**Materials provided**
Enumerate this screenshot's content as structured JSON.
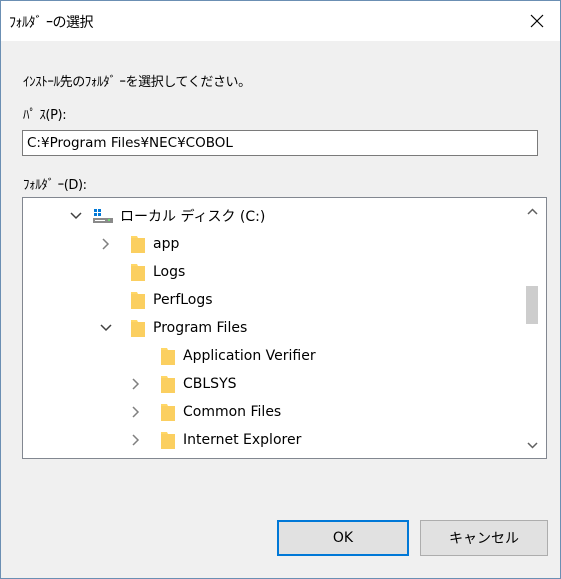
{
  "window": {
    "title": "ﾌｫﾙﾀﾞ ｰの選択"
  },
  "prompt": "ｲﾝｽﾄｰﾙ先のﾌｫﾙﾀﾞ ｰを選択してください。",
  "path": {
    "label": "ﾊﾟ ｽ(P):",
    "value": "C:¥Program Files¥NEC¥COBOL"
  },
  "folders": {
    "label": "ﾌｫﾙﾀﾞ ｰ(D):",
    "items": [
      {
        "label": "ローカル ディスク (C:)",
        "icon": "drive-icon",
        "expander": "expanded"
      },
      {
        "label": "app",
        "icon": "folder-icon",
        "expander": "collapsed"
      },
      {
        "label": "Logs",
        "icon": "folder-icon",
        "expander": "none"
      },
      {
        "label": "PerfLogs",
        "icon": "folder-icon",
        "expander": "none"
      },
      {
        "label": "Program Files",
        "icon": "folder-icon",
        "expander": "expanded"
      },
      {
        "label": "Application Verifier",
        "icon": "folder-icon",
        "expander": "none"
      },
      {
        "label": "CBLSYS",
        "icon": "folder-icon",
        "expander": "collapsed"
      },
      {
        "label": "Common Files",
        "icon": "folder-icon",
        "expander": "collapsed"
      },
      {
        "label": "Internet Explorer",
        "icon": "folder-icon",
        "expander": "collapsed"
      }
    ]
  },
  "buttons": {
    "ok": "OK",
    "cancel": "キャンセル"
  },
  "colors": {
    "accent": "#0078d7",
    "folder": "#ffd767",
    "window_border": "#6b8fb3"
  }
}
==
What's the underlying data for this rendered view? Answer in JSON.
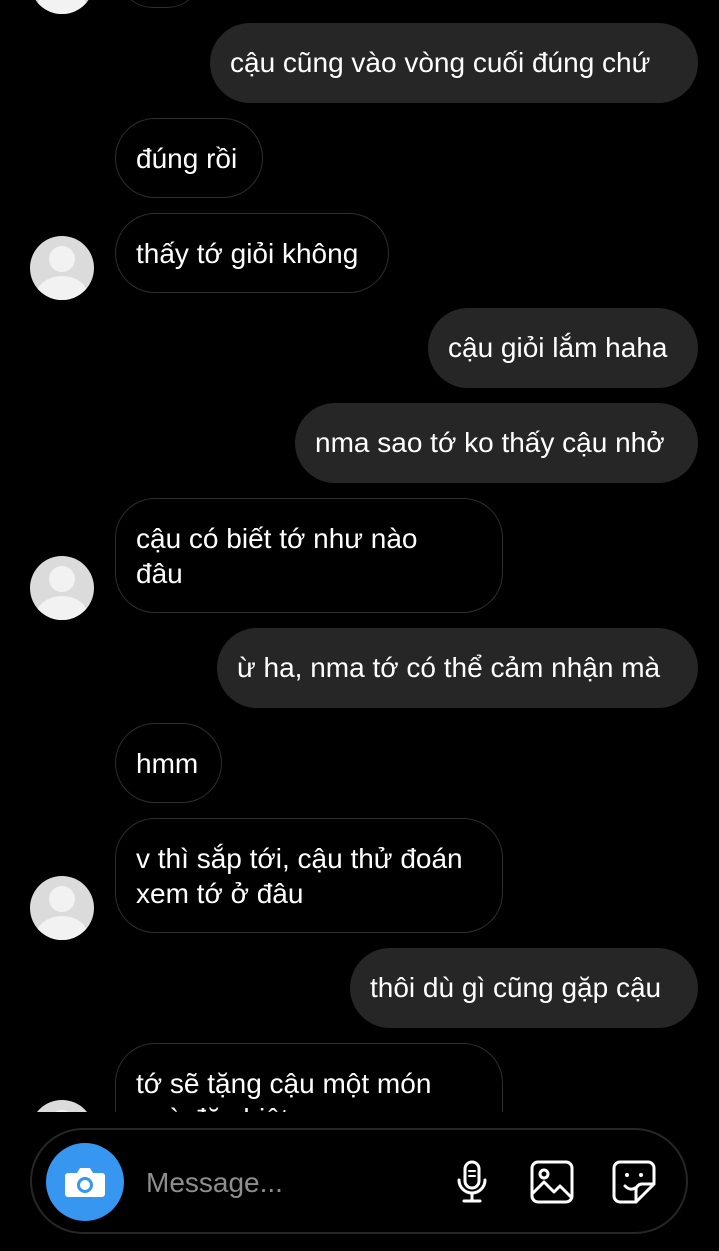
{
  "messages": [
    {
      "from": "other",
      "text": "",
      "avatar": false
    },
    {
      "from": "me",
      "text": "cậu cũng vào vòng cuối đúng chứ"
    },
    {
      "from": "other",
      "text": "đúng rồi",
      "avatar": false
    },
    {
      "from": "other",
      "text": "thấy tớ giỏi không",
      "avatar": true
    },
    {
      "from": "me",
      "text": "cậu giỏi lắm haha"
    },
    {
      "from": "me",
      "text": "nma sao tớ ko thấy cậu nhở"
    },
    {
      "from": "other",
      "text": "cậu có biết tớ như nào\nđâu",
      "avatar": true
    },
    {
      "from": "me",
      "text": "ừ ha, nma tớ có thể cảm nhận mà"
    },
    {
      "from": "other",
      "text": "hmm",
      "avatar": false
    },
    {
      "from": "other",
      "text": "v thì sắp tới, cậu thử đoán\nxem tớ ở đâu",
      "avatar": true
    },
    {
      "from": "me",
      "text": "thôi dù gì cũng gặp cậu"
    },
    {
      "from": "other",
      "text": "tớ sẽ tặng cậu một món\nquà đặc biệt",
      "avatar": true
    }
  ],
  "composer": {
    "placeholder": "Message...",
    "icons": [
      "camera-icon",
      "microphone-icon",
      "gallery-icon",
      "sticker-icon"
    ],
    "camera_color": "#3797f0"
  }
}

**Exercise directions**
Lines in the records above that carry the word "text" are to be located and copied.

**Response below**
      "text": "",
      "text": "cậu cũng vào vòng cuối đúng chứ"
      "text": "đúng rồi",
      "text": "thấy tớ giỏi không",
      "text": "cậu giỏi lắm haha"
      "text": "nma sao tớ ko thấy cậu nhở"
      "text": "cậu có biết tớ như nào\nđâu",
      "text": "ừ ha, nma tớ có thể cảm nhận mà"
      "text": "hmm",
      "text": "v thì sắp tới, cậu thử đoán\nxem tớ ở đâu",
      "text": "thôi dù gì cũng gặp cậu"
      "text": "tớ sẽ tặng cậu một món\nquà đặc biệt",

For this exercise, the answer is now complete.